» YOUR INSTRUCTIONS: All entries need to be written out verbatim, with pictures omitted.

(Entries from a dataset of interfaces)
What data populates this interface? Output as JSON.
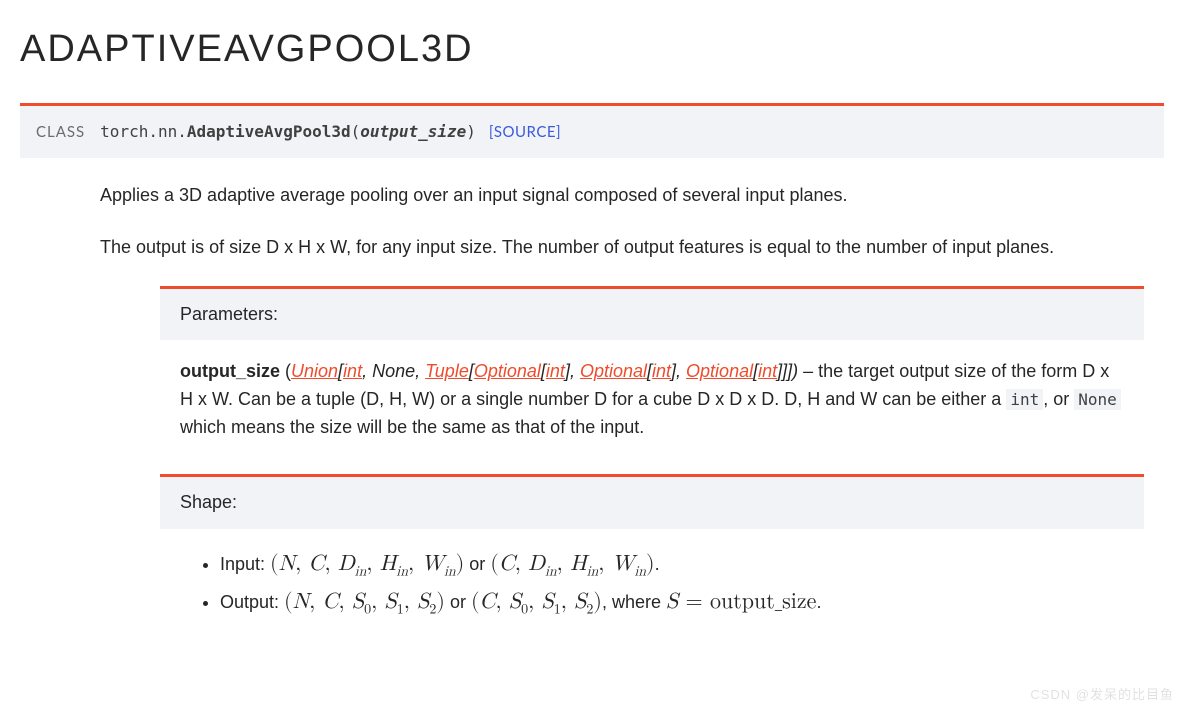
{
  "title": "ADAPTIVEAVGPOOL3D",
  "signature": {
    "class_kw": "CLASS",
    "path": "torch.nn.",
    "name": "AdaptiveAvgPool3d",
    "args_open": "(",
    "arg": "output_size",
    "args_close": ")",
    "source": "[SOURCE]"
  },
  "description1": "Applies a 3D adaptive average pooling over an input signal composed of several input planes.",
  "description2": "The output is of size D x H x W, for any input size. The number of output features is equal to the number of input planes.",
  "parameters": {
    "header": "Parameters:",
    "name": "output_size",
    "type_prefix": " (",
    "t1": "Union",
    "t_b1": "[",
    "t2": "int",
    "t_c1": ", ",
    "t3": "None",
    "t_c2": ", ",
    "t4": "Tuple",
    "t_b2": "[",
    "t5": "Optional",
    "t_b3": "[",
    "t6": "int",
    "t_b4": "], ",
    "t7": "Optional",
    "t_b5": "[",
    "t8": "int",
    "t_b6": "], ",
    "t9": "Optional",
    "t_b7": "[",
    "t10": "int",
    "t_b8": "]]]) – ",
    "desc_before_int": "the target output size of the form D x H x W. Can be a tuple (D, H, W) or a single number D for a cube D x D x D. D, H and W can be either a ",
    "code_int": "int",
    "mid": ", or ",
    "code_none": "None",
    "desc_after": " which means the size will be the same as that of the input."
  },
  "shape": {
    "header": "Shape:",
    "input_label": "Input: ",
    "input_or": " or ",
    "input_end": ".",
    "output_label": "Output: ",
    "output_or": " or ",
    "output_where": ", where ",
    "output_eq": " = ",
    "output_val": "output_size",
    "output_end": "."
  },
  "watermark": "CSDN @发呆的比目鱼"
}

» RESPONSE BOX:
What data populates this interface? Output as JSON.
{
  "title": "ADAPTIVEAVGPOOL3D",
  "signature": {
    "class_kw": "CLASS",
    "path": "torch.nn.",
    "name": "AdaptiveAvgPool3d",
    "args_open": "(",
    "arg": "output_size",
    "args_close": ")",
    "source": "[SOURCE]"
  },
  "description1": "Applies a 3D adaptive average pooling over an input signal composed of several input planes.",
  "description2": "The output is of size D x H x W, for any input size. The number of output features is equal to the number of input planes.",
  "parameters": {
    "header": "Parameters:",
    "name": "output_size",
    "type_prefix": " (",
    "t1": "Union",
    "t_b1": "[",
    "t2": "int",
    "t_c1": ", ",
    "t3": "None",
    "t_c2": ", ",
    "t4": "Tuple",
    "t_b2": "[",
    "t5": "Optional",
    "t_b3": "[",
    "t6": "int",
    "t_b4": "], ",
    "t7": "Optional",
    "t_b5": "[",
    "t8": "int",
    "t_b6": "], ",
    "t9": "Optional",
    "t_b7": "[",
    "t10": "int",
    "t_b8": "]]]) – ",
    "desc_before_int": "the target output size of the form D x H x W. Can be a tuple (D, H, W) or a single number D for a cube D x D x D. D, H and W can be either a ",
    "code_int": "int",
    "mid": ", or ",
    "code_none": "None",
    "desc_after": " which means the size will be the same as that of the input."
  },
  "shape": {
    "header": "Shape:",
    "input_label": "Input: ",
    "input_or": " or ",
    "input_end": ".",
    "output_label": "Output: ",
    "output_or": " or ",
    "output_where": ", where ",
    "output_eq": " = ",
    "output_val": "output_size",
    "output_end": "."
  },
  "watermark": "CSDN @发呆的比目鱼"
}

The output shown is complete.